Bullies enjoy victims' pain, study suggests
November 7, 2008
CHICAGO - Brain scans of teens with a history of bullying behavior suggest that they may actually get pleasure out of seeing someone else in pain, researchers said yesterday.
Although this might come as little surprise to those who have been victimized by bullies, it is not what the researchers expected, Benjamin Lahey of the University of Chicago, who worked on the study, said in an interview.
"The reason we were surprised is the prevailing view is these kids are cold and unemotional in their aggression," said Lahey, whose study appears in the journal Biological Psychology.
"This is looking like maybe they care very much," said Lahey, who worked on the study with Jean Decety, also of the University of Chicago.
The researchers compared eight males ages 16 to 18 with aggressive conduct disorder to a group of eight adolescent males with no unusual signs of aggression.
The teens with the conduct disorder had exhibited disruptive behavior such as starting a fight or using a weapon.

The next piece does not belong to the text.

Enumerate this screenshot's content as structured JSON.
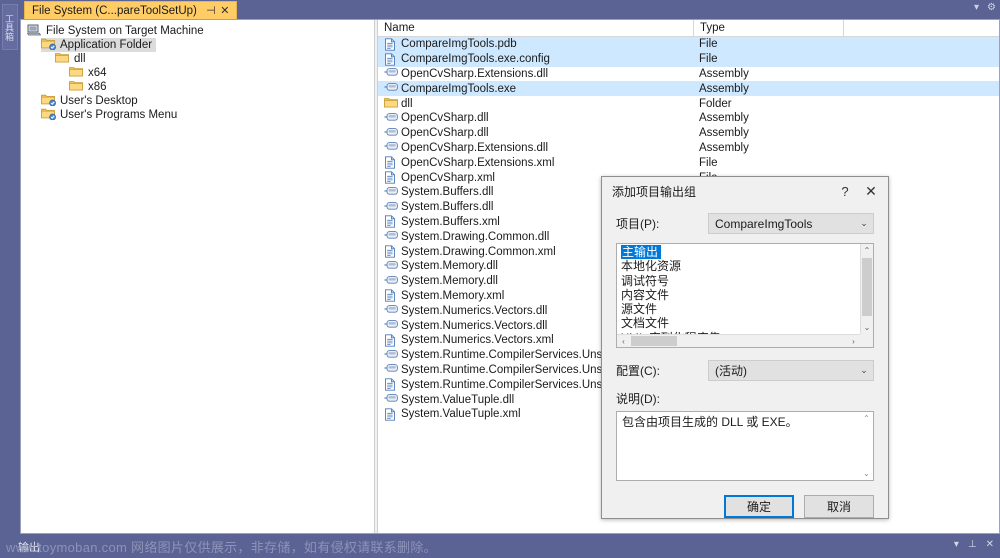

They showed both groups video clips of someone inflicting pain on another person and tracked brain activity with a type of imaging called test called functional magnetic resonance imaging, or fMRI.
In the aggressive teens, areas of the brain linked with feeling rewarded - the amygdala and ventral striatum - became very active when they observed pain being inflicted on others.